Highest GST slab for motorcycles has been a point that Rajiv Bajaj has been raising for a long time. He compares taxes in other countries with India…
No matter how much we rejoice the recent growing numbers, it is a fact that our 2-wheelers have still not reached the pre-Covid buying levels – even after 2-3 years of the pandemic. The biggest reason for this is clearly the hefty price increment that we have seen over these years.
This is a clear sign that buyers, specially the entry level ones, have not been able to mop up enough money, or they have simply been fence-sitters during this time as we have never seen such steep price increments in such short terms, ever! Rajiv Bajaj, who has been pretty vocal on this front, has raised his voice again on this topic.
Rajiv, the MD of Bajaj Auto, highlights the fact that bikes during this period have become costlier by almost 35 percent on an average. He elaborates that it is good on the part of the government that it wants our citizens to ride safer bikes that emit lesser pollutants – the two reasons that have forced makers to jack up the prices.
But the problem is due to the increased tags, the common man has not been able to buy one! And if we are going gung-ho on one part, we should offer relaxation on other.
Frankly, there has been no convincing answer to the question – Why are bikes in India taxed at the highest 28 percent GST slab which is reserved for luxury or sin goods. 2-wheelers are the most basic mode of transport in India and crores of Indians rely on it for their livelihood and transportation needs. A basic understanding states that they are neither ‘luxury’ nor ‘sin’!
Rajiv Bajaj also went onto compare India-like economies to highlight their taxation on 2-wheelers. He says that the third biggest 2-wheeler market in the world after China and India is typically Brazil and 2-wheelers are taxed at only 9.25 percent there. Next biggest market, Indonesia levies only 11 percent taxes, Philippines has 12 percent taxation.
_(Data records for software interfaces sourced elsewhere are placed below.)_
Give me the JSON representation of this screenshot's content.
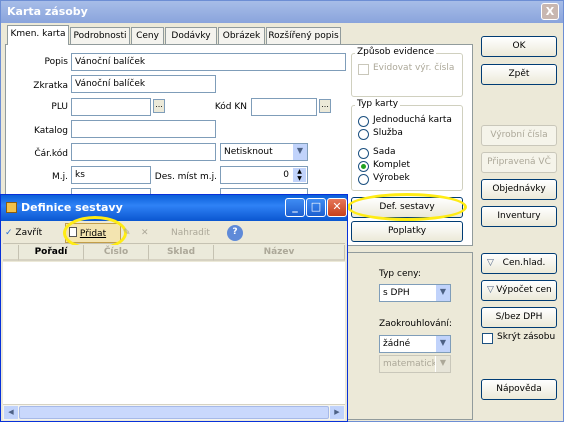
{
  "main_window": {
    "title": "Karta zásoby",
    "close": "X",
    "tabs": [
      "Kmen. karta",
      "Podrobnosti",
      "Ceny",
      "Dodávky",
      "Obrázek",
      "Rozšířený popis"
    ],
    "fields": {
      "popis_label": "Popis",
      "popis_value": "Vánoční balíček",
      "zkratka_label": "Zkratka",
      "zkratka_value": "Vánoční balíček",
      "plu_label": "PLU",
      "kod_kn_label": "Kód KN",
      "katalog_label": "Katalog",
      "car_kod_label": "Čár.kód",
      "car_kod_combo": "Netisknout",
      "mj_label": "M.j.",
      "mj_value": "ks",
      "des_mist_label": "Des. míst m.j.",
      "des_mist_value": "0",
      "ellipsis": "..."
    },
    "zpusob_evidence": {
      "title": "Způsob evidence",
      "checkbox_label": "Evidovat výr. čísla"
    },
    "typ_karty": {
      "title": "Typ karty",
      "options": [
        "Jednoduchá karta",
        "Služba",
        "Sada",
        "Komplet",
        "Výrobek"
      ],
      "selected": "Komplet"
    },
    "def_sestavy_button": "Def. sestavy",
    "poplatky_button": "Poplatky",
    "typ_ceny_label": "Typ ceny:",
    "typ_ceny_value": "s DPH",
    "zaokrouhlovani_label": "Zaokrouhlování:",
    "zaokrouhlovani_value": "žádné",
    "zaokr_mode_value": "matematicky",
    "right_buttons": {
      "ok": "OK",
      "zpet": "Zpět",
      "vyrobni_cisla": "Výrobní čísla",
      "pripravena_vc": "Připravená VČ",
      "objednavky": "Objednávky",
      "inventury": "Inventury",
      "cen_hlad": "Cen.hlad.",
      "vypocet_cen": "Výpočet cen",
      "s_bez_dph": "S/bez DPH",
      "skryt_zasobu": "Skrýt zásobu",
      "napoveda": "Nápověda"
    }
  },
  "dialog": {
    "title": "Definice sestavy",
    "toolbar": {
      "zavrit": "Zavřít",
      "pridat": "Přidat",
      "nahradit": "Nahradit",
      "help": "?"
    },
    "columns": [
      "Pořadí",
      "Číslo",
      "Sklad",
      "Název"
    ]
  },
  "colors": {
    "highlight": "#ffec14",
    "xp_blue": "#0a5fd8",
    "dialog_bg": "#ece9d8"
  }
}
In Malaysia and Vietnam, the taxes are just 10 percent; in Thailand they are just 7 percent.
So, very clearly, the aam aadmi in India is being made to pay, on an average, I would say, about 15 percent more in taxation terms that his counterpart in all of these economies which are very comparable to us.
Rajiv Bajaj also goes onto say that if India wants the two-wheeler industry to grow, if India wants to remain the powerhouse of 2-wheelers in the world and if we want employment to grow, we would need to relook at the GST structure.
Sensible taxation has been a point that has also been raised by other industry stalwarts but the Indian Government has failed to budge and neither has there been a convincing reply to the very basic question of – why the highest ‘Luxury/Sin’ tax slab for what is the most basic mode of transport for an average Indian!